There are some signs that what you’re experiencing requires intervention or even medication.

Be the expert in you.

Take the Quiz

“If you are experiencing severe depression that is significantly affecting your life or if you are having suicidal thoughts, then you may benefit from medication for depression,” says Guarnotta. “You can speak with your healthcare provider or seek out a psychiatrist to determine if medication is right for you. If you are experiencing a crisis or suicidal thoughts, then call the 988 crisis line.”

two women comforting a friend in distress near a river

People may not understand what you’re going through, but your grief is valid.

Societally, we don’t give miscarriage sufferers enough space to grieve their losses.
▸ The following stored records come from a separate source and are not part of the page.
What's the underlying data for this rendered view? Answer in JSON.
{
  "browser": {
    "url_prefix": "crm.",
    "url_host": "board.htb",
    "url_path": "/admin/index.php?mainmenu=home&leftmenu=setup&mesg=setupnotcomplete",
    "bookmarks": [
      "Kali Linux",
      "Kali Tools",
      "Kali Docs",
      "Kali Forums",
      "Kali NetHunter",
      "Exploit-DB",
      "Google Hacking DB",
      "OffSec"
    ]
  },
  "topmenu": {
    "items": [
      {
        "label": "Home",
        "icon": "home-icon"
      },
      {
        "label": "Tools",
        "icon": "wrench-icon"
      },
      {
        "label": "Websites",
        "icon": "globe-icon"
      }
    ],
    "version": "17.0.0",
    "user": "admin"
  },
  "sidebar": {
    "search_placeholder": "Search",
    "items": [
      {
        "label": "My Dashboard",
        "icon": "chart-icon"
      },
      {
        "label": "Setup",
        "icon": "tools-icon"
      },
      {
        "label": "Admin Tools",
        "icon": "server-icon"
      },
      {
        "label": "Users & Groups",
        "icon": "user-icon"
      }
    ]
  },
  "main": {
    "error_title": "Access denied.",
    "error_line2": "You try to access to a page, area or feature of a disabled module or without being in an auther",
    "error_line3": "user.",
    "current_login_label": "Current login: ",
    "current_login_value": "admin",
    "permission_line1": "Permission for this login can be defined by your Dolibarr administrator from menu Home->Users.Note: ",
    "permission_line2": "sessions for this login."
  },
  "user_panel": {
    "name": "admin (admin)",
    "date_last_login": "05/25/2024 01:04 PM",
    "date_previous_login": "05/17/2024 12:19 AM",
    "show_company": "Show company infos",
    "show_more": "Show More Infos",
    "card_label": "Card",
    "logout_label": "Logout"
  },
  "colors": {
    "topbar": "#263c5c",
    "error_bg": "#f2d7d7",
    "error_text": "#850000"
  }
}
Many people are still uncomfortable with this type of loss, while others may make minimizing comments like “Well you can always try again” or “At least it happened early”. Even when those comments come from a well-intentioned place, they hurt. 

So consider this your reminder: You are allowed to grieve your miscarriage. This is a real loss, and your feelings are valid. You did nothing to cause your miscarriage — and if you experience depression in the aftermath of it, you did nothing to cause that either.
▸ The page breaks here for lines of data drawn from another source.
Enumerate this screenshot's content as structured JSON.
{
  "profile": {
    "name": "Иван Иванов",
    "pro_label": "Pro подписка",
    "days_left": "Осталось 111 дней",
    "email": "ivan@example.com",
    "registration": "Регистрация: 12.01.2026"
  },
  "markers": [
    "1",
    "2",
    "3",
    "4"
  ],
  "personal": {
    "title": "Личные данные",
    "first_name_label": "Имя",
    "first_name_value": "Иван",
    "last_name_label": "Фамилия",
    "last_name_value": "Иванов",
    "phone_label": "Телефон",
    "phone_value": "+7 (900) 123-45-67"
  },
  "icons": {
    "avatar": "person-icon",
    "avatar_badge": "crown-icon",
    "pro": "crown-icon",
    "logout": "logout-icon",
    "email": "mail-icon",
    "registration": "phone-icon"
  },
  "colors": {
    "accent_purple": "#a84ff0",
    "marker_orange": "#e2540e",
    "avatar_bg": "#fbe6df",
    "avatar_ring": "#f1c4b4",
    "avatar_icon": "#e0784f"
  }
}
“Many people refer to a miscarriage as an invisible or hidden loss,” says Guarnotta. “It can be incredibly isolating because other people in your life may not understand what you're going through or know what to say. They may not say anything out of fear that they'll upset you or they may say things that are very hurtful like ‘everything happens for a reason.’ This can come across as them not caring and feel incredibly painful. That is why having a safe space to talk about it and possibly connect with others who are going through the same thing is so important.”

Zara Hanawalt is a freelance journalist and mom of twins. She's written for outlets like Parents, Marie Claire, Elle, Cosmopolitan, Motherly, and many others. In her (admittedly limited!) free time, she enjoys cooking, reading, trying new restaurants, and traveling with her family.